  • 2016-02-22

Very Interesting

What made the experience of listening to History's Great Military Blunders and the Lessons They Teach the most enjoyable?

The premise for these lectures is just great. You listen to how these commanders and others invovled make error after error resulting in a horrible defeat of their forces. Spanning time from ancient Egypt to WW2 there are a ton of interesting stories here.

What did you like best about this story?

The various accounts are presented with a ton of insight into the people involved, the time, the customs, etc.

What about Professor Gregory S. Aldrete, PhD’s performance did you like?

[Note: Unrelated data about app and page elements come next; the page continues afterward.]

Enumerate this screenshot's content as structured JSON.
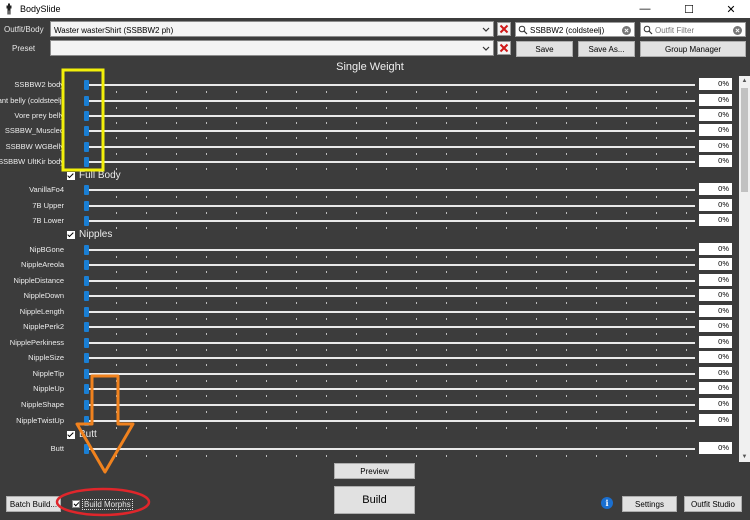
{
  "window": {
    "title": "BodySlide",
    "minimize": "—",
    "maximize": "☐",
    "close": "✕"
  },
  "top": {
    "outfit_label": "Outfit/Body",
    "outfit_value": "Waster wasterShirt (SSBBW2 ph)",
    "group_filter_value": "SSBBW2 (coldsteelj)",
    "outfit_filter_placeholder": "Outfit Filter",
    "preset_label": "Preset",
    "preset_value": "",
    "save_label": "Save",
    "save_as_label": "Save As...",
    "group_manager_label": "Group Manager"
  },
  "section_title": "Single Weight",
  "sliders_top": [
    {
      "name": "SSBBW2 body",
      "value": "0%"
    },
    {
      "name": "Giant belly (coldsteelj)",
      "value": "0%"
    },
    {
      "name": "Vore prey belly",
      "value": "0%"
    },
    {
      "name": "SSBBW_Muscled",
      "value": "0%"
    },
    {
      "name": "SSBBW WGBelly",
      "value": "0%"
    },
    {
      "name": "SSBBW UltKir body",
      "value": "0%"
    }
  ],
  "group_full_body": "Full Body",
  "sliders_full_body": [
    {
      "name": "VanillaFo4",
      "value": "0%"
    },
    {
      "name": "7B Upper",
      "value": "0%"
    },
    {
      "name": "7B Lower",
      "value": "0%"
    }
  ],
  "group_nipples": "Nipples",
  "sliders_nipples": [
    {
      "name": "NipBGone",
      "value": "0%"
    },
    {
      "name": "NippleAreola",
      "value": "0%"
    },
    {
      "name": "NippleDistance",
      "value": "0%"
    },
    {
      "name": "NippleDown",
      "value": "0%"
    },
    {
      "name": "NippleLength",
      "value": "0%"
    },
    {
      "name": "NipplePerk2",
      "value": "0%"
    },
    {
      "name": "NipplePerkiness",
      "value": "0%"
    },
    {
      "name": "NippleSize",
      "value": "0%"
    },
    {
      "name": "NippleTip",
      "value": "0%"
    },
    {
      "name": "NippleUp",
      "value": "0%"
    },
    {
      "name": "NippleShape",
      "value": "0%"
    },
    {
      "name": "NippleTwistUp",
      "value": "0%"
    }
  ],
  "group_butt": "Butt",
  "sliders_butt": [
    {
      "name": "Butt",
      "value": "0%"
    }
  ],
  "bottom": {
    "preview_label": "Preview",
    "build_label": "Build",
    "batch_build_label": "Batch Build...",
    "build_morphs_label": "Build Morphs",
    "info_glyph": "i",
    "settings_label": "Settings",
    "outfit_studio_label": "Outfit Studio"
  },
  "colors": {
    "background": "#3c3c3c",
    "slider_thumb": "#1a7fd4",
    "highlight_yellow": "#f2ef0a",
    "arrow_orange": "#f0821e",
    "circle_red": "#e0262b"
  }
}
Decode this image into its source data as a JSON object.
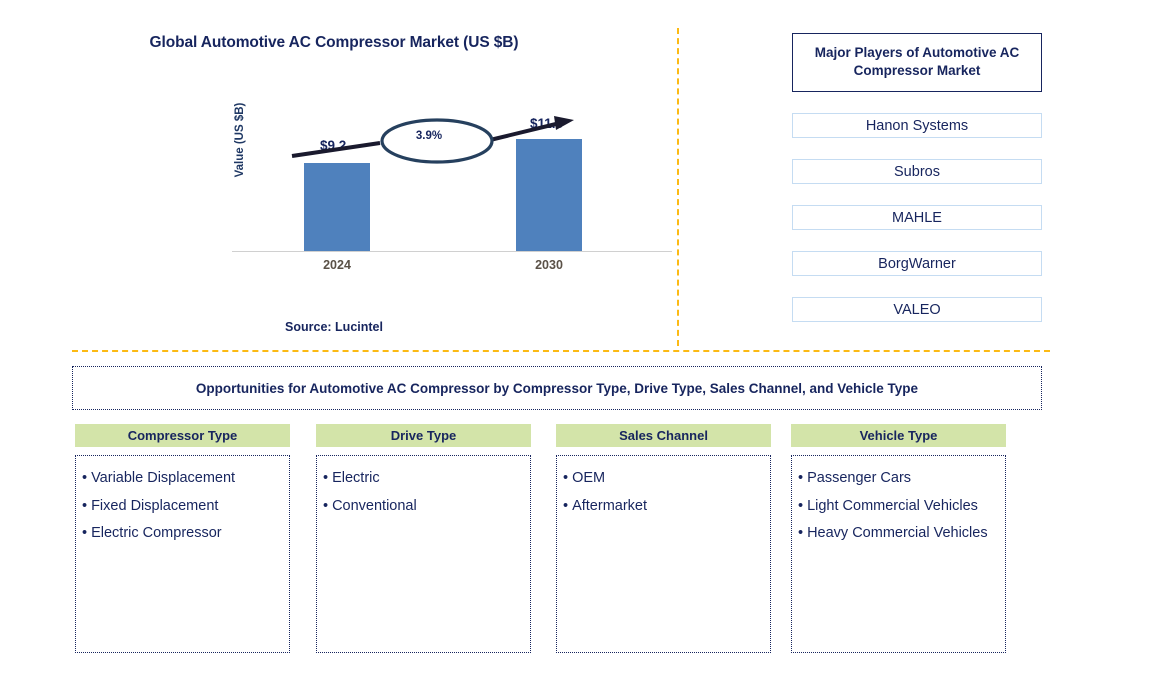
{
  "chart_panel": {
    "title": "Global Automotive AC Compressor Market (US $B)",
    "y_axis_label": "Value (US $B)",
    "source": "Source: Lucintel",
    "bar_color": "#4F81BD",
    "label_color": "#17255E"
  },
  "chart_data": {
    "type": "bar",
    "title": "Global Automotive AC Compressor Market (US $B)",
    "xlabel": "",
    "ylabel": "Value (US $B)",
    "categories": [
      "2024",
      "2030"
    ],
    "values": [
      9.2,
      11.6
    ],
    "value_labels": [
      "$9.2",
      "$11.6"
    ],
    "cagr": "3.9%",
    "cagr_annotation": "3.9%",
    "ylim": [
      0,
      13
    ],
    "grid": false,
    "legend": "none",
    "source": "Source: Lucintel"
  },
  "players": {
    "header": "Major Players of Automotive AC Compressor Market",
    "items": [
      {
        "name": "Hanon Systems"
      },
      {
        "name": "Subros"
      },
      {
        "name": "MAHLE"
      },
      {
        "name": "BorgWarner"
      },
      {
        "name": "VALEO"
      }
    ]
  },
  "opportunities": {
    "banner": "Opportunities for Automotive AC Compressor by Compressor Type, Drive Type, Sales Channel, and Vehicle Type",
    "header_bg": "#D3E4A9",
    "columns": [
      {
        "header": "Compressor Type",
        "items": [
          "Variable Displacement",
          "Fixed Displacement",
          "Electric Compressor"
        ]
      },
      {
        "header": "Drive Type",
        "items": [
          "Electric",
          "Conventional"
        ]
      },
      {
        "header": "Sales Channel",
        "items": [
          "OEM",
          "Aftermarket"
        ]
      },
      {
        "header": "Vehicle Type",
        "items": [
          "Passenger Cars",
          "Light Commercial Vehicles",
          "Heavy Commercial Vehicles"
        ]
      }
    ]
  },
  "dividers": {
    "color": "#FCBA14"
  }
}
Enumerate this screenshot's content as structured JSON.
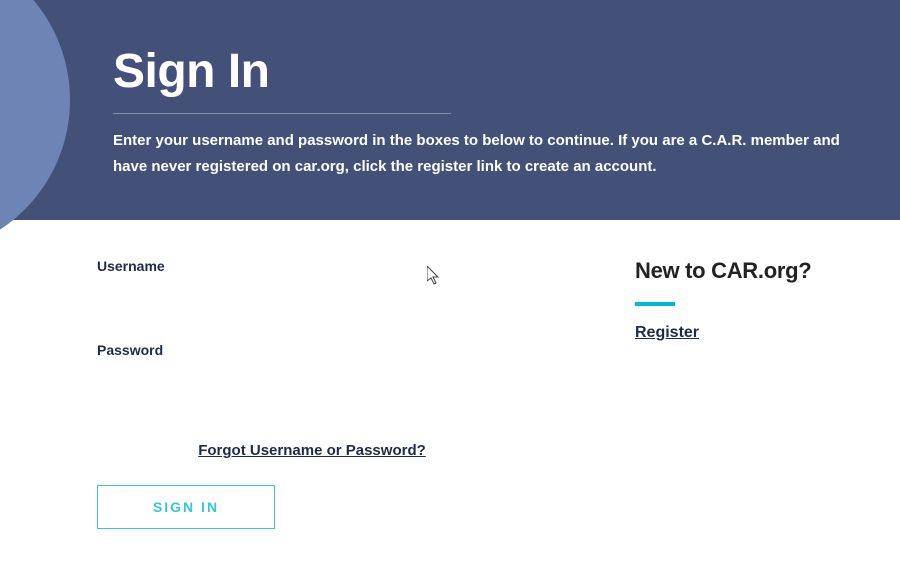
{
  "header": {
    "title": "Sign In",
    "instructions": "Enter your username and password in the boxes to below to continue. If you are a C.A.R. member and have never registered on car.org, click the register link to create an account."
  },
  "form": {
    "username_label": "Username",
    "username_value": "",
    "password_label": "Password",
    "password_value": "",
    "forgot_link": "Forgot Username or Password?",
    "signin_button": "SIGN IN"
  },
  "sidebar": {
    "heading": "New to CAR.org?",
    "register_link": "Register"
  }
}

Dr. Aldrete is a great lecturer and often includes a comic touch when presenting these tales. I had listened to his history of the ancient world course as well and highly recommend it if you are interested in standard history.

Did you have an extreme reaction to this book? Did it make you laugh or cry?

I blew through these vary fast and some are quite comical.

Any additional comments?

Very entertaining.

7 people found this helpful